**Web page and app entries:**
----------------

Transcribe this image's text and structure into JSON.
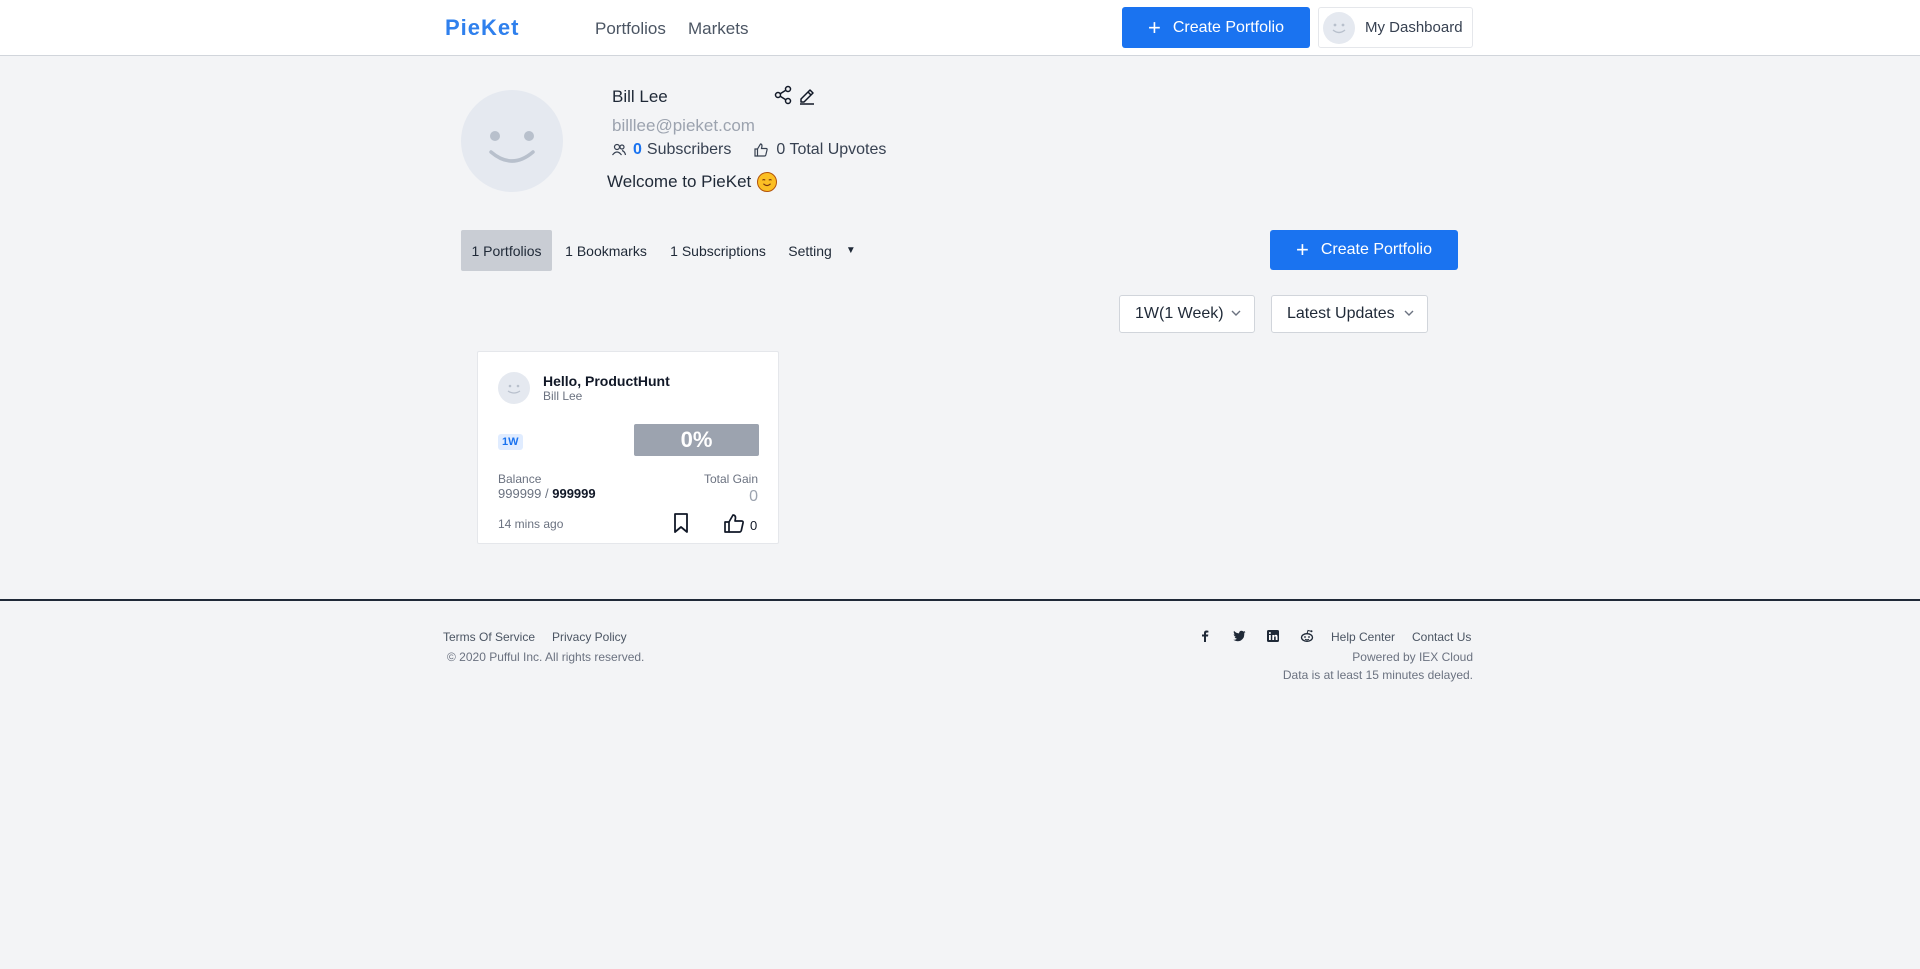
{
  "header": {
    "logo": "PieKet",
    "nav": [
      "Portfolios",
      "Markets"
    ],
    "create_label": "Create Portfolio",
    "dashboard_label": "My Dashboard"
  },
  "profile": {
    "name": "Bill Lee",
    "email": "billlee@pieket.com",
    "subscribers_count": "0",
    "subscribers_label": "Subscribers",
    "upvotes_text": "0 Total Upvotes",
    "welcome": "Welcome to PieKet"
  },
  "tabs": {
    "portfolios": "1 Portfolios",
    "bookmarks": "1 Bookmarks",
    "subscriptions": "1 Subscriptions",
    "setting": "Setting",
    "create_label": "Create Portfolio"
  },
  "filters": {
    "period": "1W(1 Week)",
    "sort": "Latest Updates"
  },
  "card": {
    "title": "Hello, ProductHunt",
    "author": "Bill Lee",
    "badge": "1W",
    "percent": "0%",
    "balance_label": "Balance",
    "balance_current": "999999",
    "balance_sep": " / ",
    "balance_total": "999999",
    "gain_label": "Total Gain",
    "gain_value": "0",
    "time": "14 mins ago",
    "likes": "0"
  },
  "footer": {
    "terms": "Terms Of Service",
    "privacy": "Privacy Policy",
    "copyright": "© 2020 Pufful Inc. All rights reserved.",
    "help": "Help Center",
    "contact": "Contact Us",
    "powered": "Powered by IEX Cloud",
    "delay": "Data is at least 15 minutes delayed.",
    "social_icons": [
      "facebook-icon",
      "twitter-icon",
      "linkedin-icon",
      "reddit-icon"
    ]
  },
  "colors": {
    "primary": "#1a73f0",
    "background": "#f3f4f6",
    "percent_badge": "#9ca3af"
  }
}
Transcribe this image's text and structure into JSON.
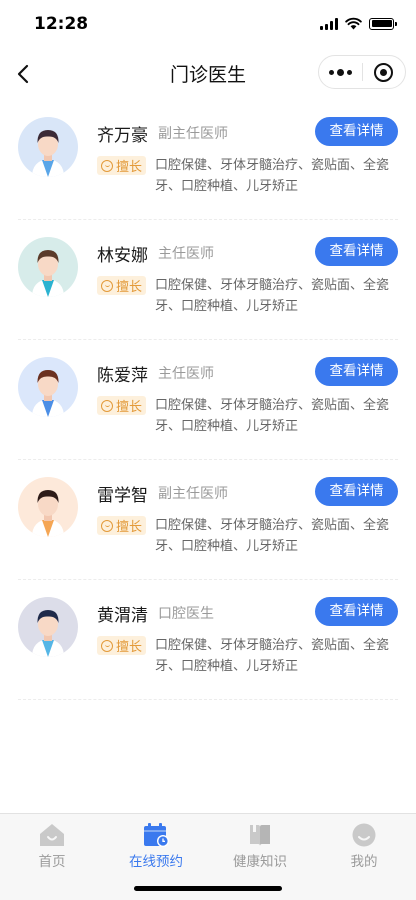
{
  "status_bar": {
    "time": "12:28"
  },
  "nav": {
    "title": "门诊医生"
  },
  "doctors": [
    {
      "name": "齐万豪",
      "title": "副主任医师",
      "tag": "擅长",
      "specialty": "口腔保健、牙体牙髓治疗、瓷贴面、全瓷牙、口腔种植、儿牙矫正",
      "button": "查看详情"
    },
    {
      "name": "林安娜",
      "title": "主任医师",
      "tag": "擅长",
      "specialty": "口腔保健、牙体牙髓治疗、瓷贴面、全瓷牙、口腔种植、儿牙矫正",
      "button": "查看详情"
    },
    {
      "name": "陈爱萍",
      "title": "主任医师",
      "tag": "擅长",
      "specialty": "口腔保健、牙体牙髓治疗、瓷贴面、全瓷牙、口腔种植、儿牙矫正",
      "button": "查看详情"
    },
    {
      "name": "雷学智",
      "title": "副主任医师",
      "tag": "擅长",
      "specialty": "口腔保健、牙体牙髓治疗、瓷贴面、全瓷牙、口腔种植、儿牙矫正",
      "button": "查看详情"
    },
    {
      "name": "黄渭清",
      "title": "口腔医生",
      "tag": "擅长",
      "specialty": "口腔保健、牙体牙髓治疗、瓷贴面、全瓷牙、口腔种植、儿牙矫正",
      "button": "查看详情"
    }
  ],
  "tabbar": {
    "items": [
      {
        "label": "首页",
        "icon": "home-icon",
        "active": false
      },
      {
        "label": "在线预约",
        "icon": "calendar-icon",
        "active": true
      },
      {
        "label": "健康知识",
        "icon": "book-icon",
        "active": false
      },
      {
        "label": "我的",
        "icon": "profile-icon",
        "active": false
      }
    ]
  },
  "colors": {
    "accent": "#3a79ee",
    "tag_text": "#e39a3a",
    "tag_bg": "#fdf0dc",
    "avatar_bg": [
      "#d9e6f8",
      "#d7ecea",
      "#dbe7fb",
      "#fde9da",
      "#dcdde9"
    ],
    "hair": [
      "#3b2a36",
      "#5b3b2a",
      "#6b3120",
      "#2d1b18",
      "#1f2a4a"
    ],
    "shirt": [
      "#5aa6e8",
      "#2cb3d1",
      "#4c8fe6",
      "#f5a654",
      "#56b6e6"
    ]
  }
}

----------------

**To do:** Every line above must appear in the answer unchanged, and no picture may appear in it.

**Written response:**
Transcribe this image's text and structure into JSON.
{
  "header": {
    "logo": "PieKet",
    "nav": [
      "Portfolios",
      "Markets"
    ],
    "create_label": "Create Portfolio",
    "dashboard_label": "My Dashboard"
  },
  "profile": {
    "name": "Bill Lee",
    "email": "billlee@pieket.com",
    "subscribers_count": "0",
    "subscribers_label": "Subscribers",
    "upvotes_text": "0 Total Upvotes",
    "welcome": "Welcome to PieKet"
  },
  "tabs": {
    "portfolios": "1 Portfolios",
    "bookmarks": "1 Bookmarks",
    "subscriptions": "1 Subscriptions",
    "setting": "Setting",
    "create_label": "Create Portfolio"
  },
  "filters": {
    "period": "1W(1 Week)",
    "sort": "Latest Updates"
  },
  "card": {
    "title": "Hello, ProductHunt",
    "author": "Bill Lee",
    "badge": "1W",
    "percent": "0%",
    "balance_label": "Balance",
    "balance_current": "999999",
    "balance_sep": " / ",
    "balance_total": "999999",
    "gain_label": "Total Gain",
    "gain_value": "0",
    "time": "14 mins ago",
    "likes": "0"
  },
  "footer": {
    "terms": "Terms Of Service",
    "privacy": "Privacy Policy",
    "copyright": "© 2020 Pufful Inc. All rights reserved.",
    "help": "Help Center",
    "contact": "Contact Us",
    "powered": "Powered by IEX Cloud",
    "delay": "Data is at least 15 minutes delayed.",
    "social_icons": [
      "facebook-icon",
      "twitter-icon",
      "linkedin-icon",
      "reddit-icon"
    ]
  },
  "colors": {
    "primary": "#1a73f0",
    "background": "#f3f4f6",
    "percent_badge": "#9ca3af"
  }
}
Transcribe this image's text and structure into JSON.
{
  "status_bar": {
    "time": "12:28"
  },
  "nav": {
    "title": "门诊医生"
  },
  "doctors": [
    {
      "name": "齐万豪",
      "title": "副主任医师",
      "tag": "擅长",
      "specialty": "口腔保健、牙体牙髓治疗、瓷贴面、全瓷牙、口腔种植、儿牙矫正",
      "button": "查看详情"
    },
    {
      "name": "林安娜",
      "title": "主任医师",
      "tag": "擅长",
      "specialty": "口腔保健、牙体牙髓治疗、瓷贴面、全瓷牙、口腔种植、儿牙矫正",
      "button": "查看详情"
    },
    {
      "name": "陈爱萍",
      "title": "主任医师",
      "tag": "擅长",
      "specialty": "口腔保健、牙体牙髓治疗、瓷贴面、全瓷牙、口腔种植、儿牙矫正",
      "button": "查看详情"
    },
    {
      "name": "雷学智",
      "title": "副主任医师",
      "tag": "擅长",
      "specialty": "口腔保健、牙体牙髓治疗、瓷贴面、全瓷牙、口腔种植、儿牙矫正",
      "button": "查看详情"
    },
    {
      "name": "黄渭清",
      "title": "口腔医生",
      "tag": "擅长",
      "specialty": "口腔保健、牙体牙髓治疗、瓷贴面、全瓷牙、口腔种植、儿牙矫正",
      "button": "查看详情"
    }
  ],
  "tabbar": {
    "items": [
      {
        "label": "首页",
        "icon": "home-icon",
        "active": false
      },
      {
        "label": "在线预约",
        "icon": "calendar-icon",
        "active": true
      },
      {
        "label": "健康知识",
        "icon": "book-icon",
        "active": false
      },
      {
        "label": "我的",
        "icon": "profile-icon",
        "active": false
      }
    ]
  },
  "colors": {
    "accent": "#3a79ee",
    "tag_text": "#e39a3a",
    "tag_bg": "#fdf0dc",
    "avatar_bg": [
      "#d9e6f8",
      "#d7ecea",
      "#dbe7fb",
      "#fde9da",
      "#dcdde9"
    ],
    "hair": [
      "#3b2a36",
      "#5b3b2a",
      "#6b3120",
      "#2d1b18",
      "#1f2a4a"
    ],
    "shirt": [
      "#5aa6e8",
      "#2cb3d1",
      "#4c8fe6",
      "#f5a654",
      "#56b6e6"
    ]
  }
}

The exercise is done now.